- **Exercise**
Your task is to repeat each record verbatim, exactly as it was written.

- **Supplied material**
● ● ● ● ●
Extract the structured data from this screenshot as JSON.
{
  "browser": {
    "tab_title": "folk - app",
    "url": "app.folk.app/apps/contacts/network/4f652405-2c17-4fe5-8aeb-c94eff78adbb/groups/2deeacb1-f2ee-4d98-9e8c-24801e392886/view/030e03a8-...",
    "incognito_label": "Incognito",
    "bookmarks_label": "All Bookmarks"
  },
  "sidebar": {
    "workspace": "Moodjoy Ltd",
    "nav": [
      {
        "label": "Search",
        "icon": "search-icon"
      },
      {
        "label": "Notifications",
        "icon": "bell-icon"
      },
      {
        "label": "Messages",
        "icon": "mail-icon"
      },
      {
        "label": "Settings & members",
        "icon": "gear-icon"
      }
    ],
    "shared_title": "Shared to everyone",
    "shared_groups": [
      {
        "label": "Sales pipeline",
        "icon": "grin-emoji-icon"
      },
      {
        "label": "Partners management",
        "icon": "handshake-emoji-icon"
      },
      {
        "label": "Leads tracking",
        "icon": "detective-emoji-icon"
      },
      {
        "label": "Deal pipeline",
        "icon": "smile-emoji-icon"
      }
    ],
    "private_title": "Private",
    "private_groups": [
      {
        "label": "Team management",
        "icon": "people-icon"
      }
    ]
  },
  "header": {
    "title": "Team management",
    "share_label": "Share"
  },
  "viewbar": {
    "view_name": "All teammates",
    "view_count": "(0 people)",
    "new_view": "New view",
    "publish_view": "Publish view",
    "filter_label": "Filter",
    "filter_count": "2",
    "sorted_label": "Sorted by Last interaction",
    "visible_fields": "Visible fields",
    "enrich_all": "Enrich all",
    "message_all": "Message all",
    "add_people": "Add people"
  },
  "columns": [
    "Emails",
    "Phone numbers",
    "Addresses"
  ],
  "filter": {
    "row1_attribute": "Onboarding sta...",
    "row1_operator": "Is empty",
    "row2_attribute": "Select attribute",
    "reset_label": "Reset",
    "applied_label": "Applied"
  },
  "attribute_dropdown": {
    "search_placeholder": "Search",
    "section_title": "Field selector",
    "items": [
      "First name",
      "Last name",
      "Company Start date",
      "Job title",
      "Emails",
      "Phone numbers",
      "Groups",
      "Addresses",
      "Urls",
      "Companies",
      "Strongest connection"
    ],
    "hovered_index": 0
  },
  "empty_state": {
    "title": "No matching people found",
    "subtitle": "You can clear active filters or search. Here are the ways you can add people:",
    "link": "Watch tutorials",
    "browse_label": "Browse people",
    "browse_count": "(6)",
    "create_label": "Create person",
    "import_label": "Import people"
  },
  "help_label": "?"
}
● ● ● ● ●
- **Task result**
Extract the structured data from this screenshot as JSON.
{
  "browser": {
    "tab_title": "folk - app",
    "url": "app.folk.app/apps/contacts/network/4f652405-2c17-4fe5-8aeb-c94eff78adbb/groups/2deeacb1-f2ee-4d98-9e8c-24801e392886/view/030e03a8-...",
    "incognito_label": "Incognito",
    "bookmarks_label": "All Bookmarks"
  },
  "sidebar": {
    "workspace": "Moodjoy Ltd",
    "nav": [
      {
        "label": "Search",
        "icon": "search-icon"
      },
      {
        "label": "Notifications",
        "icon": "bell-icon"
      },
      {
        "label": "Messages",
        "icon": "mail-icon"
      },
      {
        "label": "Settings & members",
        "icon": "gear-icon"
      }
    ],
    "shared_title": "Shared to everyone",
    "shared_groups": [
      {
        "label": "Sales pipeline",
        "icon": "grin-emoji-icon"
      },
      {
        "label": "Partners management",
        "icon": "handshake-emoji-icon"
      },
      {
        "label": "Leads tracking",
        "icon": "detective-emoji-icon"
      },
      {
        "label": "Deal pipeline",
        "icon": "smile-emoji-icon"
      }
    ],
    "private_title": "Private",
    "private_groups": [
      {
        "label": "Team management",
        "icon": "people-icon"
      }
    ]
  },
  "header": {
    "title": "Team management",
    "share_label": "Share"
  },
  "viewbar": {
    "view_name": "All teammates",
    "view_count": "(0 people)",
    "new_view": "New view",
    "publish_view": "Publish view",
    "filter_label": "Filter",
    "filter_count": "2",
    "sorted_label": "Sorted by Last interaction",
    "visible_fields": "Visible fields",
    "enrich_all": "Enrich all",
    "message_all": "Message all",
    "add_people": "Add people"
  },
  "columns": [
    "Emails",
    "Phone numbers",
    "Addresses"
  ],
  "filter": {
    "row1_attribute": "Onboarding sta...",
    "row1_operator": "Is empty",
    "row2_attribute": "Select attribute",
    "reset_label": "Reset",
    "applied_label": "Applied"
  },
  "attribute_dropdown": {
    "search_placeholder": "Search",
    "section_title": "Field selector",
    "items": [
      "First name",
      "Last name",
      "Company Start date",
      "Job title",
      "Emails",
      "Phone numbers",
      "Groups",
      "Addresses",
      "Urls",
      "Companies",
      "Strongest connection"
    ],
    "hovered_index": 0
  },
  "empty_state": {
    "title": "No matching people found",
    "subtitle": "You can clear active filters or search. Here are the ways you can add people:",
    "link": "Watch tutorials",
    "browse_label": "Browse people",
    "browse_count": "(6)",
    "create_label": "Create person",
    "import_label": "Import people"
  },
  "help_label": "?"
}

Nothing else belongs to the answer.